## EXERCISE AIM
Track down each line below containing the string "author" and copy it.

## GIVEN DATA
Start of Block

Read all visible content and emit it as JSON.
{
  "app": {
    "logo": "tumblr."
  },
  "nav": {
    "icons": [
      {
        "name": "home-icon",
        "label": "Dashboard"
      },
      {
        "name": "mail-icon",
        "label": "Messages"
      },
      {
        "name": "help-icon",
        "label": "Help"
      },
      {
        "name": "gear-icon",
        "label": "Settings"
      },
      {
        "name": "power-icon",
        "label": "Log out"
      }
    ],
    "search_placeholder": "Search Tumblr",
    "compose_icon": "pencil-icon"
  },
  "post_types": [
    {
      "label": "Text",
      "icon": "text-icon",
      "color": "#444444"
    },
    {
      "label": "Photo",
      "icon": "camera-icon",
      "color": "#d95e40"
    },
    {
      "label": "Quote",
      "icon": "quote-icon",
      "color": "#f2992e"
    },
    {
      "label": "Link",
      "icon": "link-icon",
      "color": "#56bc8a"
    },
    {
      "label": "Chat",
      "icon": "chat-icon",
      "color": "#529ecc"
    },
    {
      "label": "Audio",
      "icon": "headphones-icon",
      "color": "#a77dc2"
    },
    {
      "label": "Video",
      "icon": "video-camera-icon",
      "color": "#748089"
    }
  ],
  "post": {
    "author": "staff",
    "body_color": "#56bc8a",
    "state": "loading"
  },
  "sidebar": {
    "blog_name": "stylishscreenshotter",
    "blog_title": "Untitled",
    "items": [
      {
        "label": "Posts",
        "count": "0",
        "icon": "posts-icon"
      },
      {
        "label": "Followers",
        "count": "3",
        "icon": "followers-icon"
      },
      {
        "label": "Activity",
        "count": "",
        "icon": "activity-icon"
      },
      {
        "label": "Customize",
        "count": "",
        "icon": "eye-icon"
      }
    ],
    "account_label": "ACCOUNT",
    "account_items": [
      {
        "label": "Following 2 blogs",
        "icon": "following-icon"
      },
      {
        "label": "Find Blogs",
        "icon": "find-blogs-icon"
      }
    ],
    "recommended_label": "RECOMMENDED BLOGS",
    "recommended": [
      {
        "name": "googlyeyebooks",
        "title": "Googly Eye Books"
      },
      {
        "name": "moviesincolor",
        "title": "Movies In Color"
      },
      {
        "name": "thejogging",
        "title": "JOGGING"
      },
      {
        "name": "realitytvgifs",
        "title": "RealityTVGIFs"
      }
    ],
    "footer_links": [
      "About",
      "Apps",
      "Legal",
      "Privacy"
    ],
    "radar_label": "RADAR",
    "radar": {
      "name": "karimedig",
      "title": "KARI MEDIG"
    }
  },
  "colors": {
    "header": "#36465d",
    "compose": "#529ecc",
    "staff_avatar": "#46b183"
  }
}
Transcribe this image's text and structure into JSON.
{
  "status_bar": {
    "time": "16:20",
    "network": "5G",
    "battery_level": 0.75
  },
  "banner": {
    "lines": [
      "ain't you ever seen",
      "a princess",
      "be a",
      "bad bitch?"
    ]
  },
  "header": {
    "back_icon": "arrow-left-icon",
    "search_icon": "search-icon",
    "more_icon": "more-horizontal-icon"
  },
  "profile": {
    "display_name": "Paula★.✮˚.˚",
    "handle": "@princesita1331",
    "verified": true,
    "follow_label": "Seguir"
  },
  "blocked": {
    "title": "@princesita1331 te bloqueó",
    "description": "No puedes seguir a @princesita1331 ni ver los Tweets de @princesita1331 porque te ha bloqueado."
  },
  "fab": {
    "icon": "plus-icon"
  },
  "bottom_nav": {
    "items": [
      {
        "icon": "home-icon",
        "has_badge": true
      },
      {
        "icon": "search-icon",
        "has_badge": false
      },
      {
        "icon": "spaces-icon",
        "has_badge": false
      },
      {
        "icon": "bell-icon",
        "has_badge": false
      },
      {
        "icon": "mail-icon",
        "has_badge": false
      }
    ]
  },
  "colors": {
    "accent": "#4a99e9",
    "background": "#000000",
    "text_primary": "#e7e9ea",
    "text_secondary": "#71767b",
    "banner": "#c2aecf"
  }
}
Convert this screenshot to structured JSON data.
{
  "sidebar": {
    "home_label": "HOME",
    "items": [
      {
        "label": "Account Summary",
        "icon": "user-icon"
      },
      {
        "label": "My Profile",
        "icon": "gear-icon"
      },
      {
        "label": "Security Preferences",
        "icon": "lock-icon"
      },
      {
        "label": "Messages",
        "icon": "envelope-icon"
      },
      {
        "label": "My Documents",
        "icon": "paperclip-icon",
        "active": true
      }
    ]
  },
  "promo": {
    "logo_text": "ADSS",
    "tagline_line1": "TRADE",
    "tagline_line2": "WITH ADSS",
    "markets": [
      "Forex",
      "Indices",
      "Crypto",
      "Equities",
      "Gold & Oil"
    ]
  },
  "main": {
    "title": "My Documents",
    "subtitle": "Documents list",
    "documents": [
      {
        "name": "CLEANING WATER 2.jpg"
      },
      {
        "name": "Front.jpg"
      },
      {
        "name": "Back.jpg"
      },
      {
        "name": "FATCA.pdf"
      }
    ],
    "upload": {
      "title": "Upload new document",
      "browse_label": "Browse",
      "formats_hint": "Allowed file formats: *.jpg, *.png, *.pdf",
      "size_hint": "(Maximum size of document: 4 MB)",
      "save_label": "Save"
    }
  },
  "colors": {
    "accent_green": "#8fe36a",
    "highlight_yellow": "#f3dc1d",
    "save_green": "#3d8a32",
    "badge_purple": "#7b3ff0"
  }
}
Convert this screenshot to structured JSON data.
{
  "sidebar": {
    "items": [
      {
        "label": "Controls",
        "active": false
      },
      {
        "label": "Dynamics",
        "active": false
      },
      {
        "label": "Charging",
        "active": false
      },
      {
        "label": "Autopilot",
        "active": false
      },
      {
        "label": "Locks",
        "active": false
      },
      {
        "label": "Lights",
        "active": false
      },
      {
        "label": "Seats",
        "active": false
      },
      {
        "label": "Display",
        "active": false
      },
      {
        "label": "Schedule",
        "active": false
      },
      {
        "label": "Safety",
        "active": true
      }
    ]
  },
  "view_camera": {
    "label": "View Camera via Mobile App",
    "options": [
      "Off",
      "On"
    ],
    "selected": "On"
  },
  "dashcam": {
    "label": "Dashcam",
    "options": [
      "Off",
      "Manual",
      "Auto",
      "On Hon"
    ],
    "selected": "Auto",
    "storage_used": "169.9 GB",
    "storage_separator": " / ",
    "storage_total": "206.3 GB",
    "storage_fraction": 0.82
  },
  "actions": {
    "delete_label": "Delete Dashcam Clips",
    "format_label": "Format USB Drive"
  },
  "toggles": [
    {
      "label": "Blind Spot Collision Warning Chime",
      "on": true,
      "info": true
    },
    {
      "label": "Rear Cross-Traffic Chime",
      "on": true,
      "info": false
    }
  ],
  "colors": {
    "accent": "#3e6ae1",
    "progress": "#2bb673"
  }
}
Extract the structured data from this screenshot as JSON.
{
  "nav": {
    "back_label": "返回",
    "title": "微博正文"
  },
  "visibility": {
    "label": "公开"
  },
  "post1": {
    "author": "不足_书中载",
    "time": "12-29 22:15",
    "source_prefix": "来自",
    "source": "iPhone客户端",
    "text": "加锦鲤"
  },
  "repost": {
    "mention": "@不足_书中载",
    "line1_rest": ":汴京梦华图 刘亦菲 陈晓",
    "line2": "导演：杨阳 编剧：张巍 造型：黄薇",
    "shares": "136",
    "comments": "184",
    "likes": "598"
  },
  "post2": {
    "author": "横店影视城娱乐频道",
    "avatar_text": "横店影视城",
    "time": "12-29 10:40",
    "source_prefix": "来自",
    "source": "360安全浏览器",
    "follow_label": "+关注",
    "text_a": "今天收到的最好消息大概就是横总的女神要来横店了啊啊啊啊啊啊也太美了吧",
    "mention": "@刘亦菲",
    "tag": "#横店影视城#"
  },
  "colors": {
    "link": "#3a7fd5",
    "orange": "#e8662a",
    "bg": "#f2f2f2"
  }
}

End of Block

## OUTPUT FOR THIS TASK
    "author": "staff",
    "author": "不足_书中载",
    "author": "横店影视城娱乐频道",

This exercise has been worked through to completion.